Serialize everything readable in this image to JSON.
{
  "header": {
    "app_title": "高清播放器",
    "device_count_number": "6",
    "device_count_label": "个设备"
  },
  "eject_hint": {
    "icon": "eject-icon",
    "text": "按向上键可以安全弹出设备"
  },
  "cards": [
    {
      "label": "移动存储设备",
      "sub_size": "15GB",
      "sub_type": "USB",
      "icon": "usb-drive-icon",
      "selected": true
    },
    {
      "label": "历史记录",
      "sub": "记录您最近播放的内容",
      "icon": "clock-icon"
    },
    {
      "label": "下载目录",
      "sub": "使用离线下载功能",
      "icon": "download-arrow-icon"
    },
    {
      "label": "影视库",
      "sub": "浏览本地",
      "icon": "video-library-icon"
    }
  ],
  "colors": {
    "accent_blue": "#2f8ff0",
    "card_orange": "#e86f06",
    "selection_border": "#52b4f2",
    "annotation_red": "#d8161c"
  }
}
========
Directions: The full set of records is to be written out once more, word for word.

Task result:
Serialize everything readable in this image to JSON.
{
  "header": {
    "app_title": "高清播放器",
    "device_count_number": "6",
    "device_count_label": "个设备"
  },
  "eject_hint": {
    "icon": "eject-icon",
    "text": "按向上键可以安全弹出设备"
  },
  "cards": [
    {
      "label": "移动存储设备",
      "sub_size": "15GB",
      "sub_type": "USB",
      "icon": "usb-drive-icon",
      "selected": true
    },
    {
      "label": "历史记录",
      "sub": "记录您最近播放的内容",
      "icon": "clock-icon"
    },
    {
      "label": "下载目录",
      "sub": "使用离线下载功能",
      "icon": "download-arrow-icon"
    },
    {
      "label": "影视库",
      "sub": "浏览本地",
      "icon": "video-library-icon"
    }
  ],
  "colors": {
    "accent_blue": "#2f8ff0",
    "card_orange": "#e86f06",
    "selection_border": "#52b4f2",
    "annotation_red": "#d8161c"
  }
}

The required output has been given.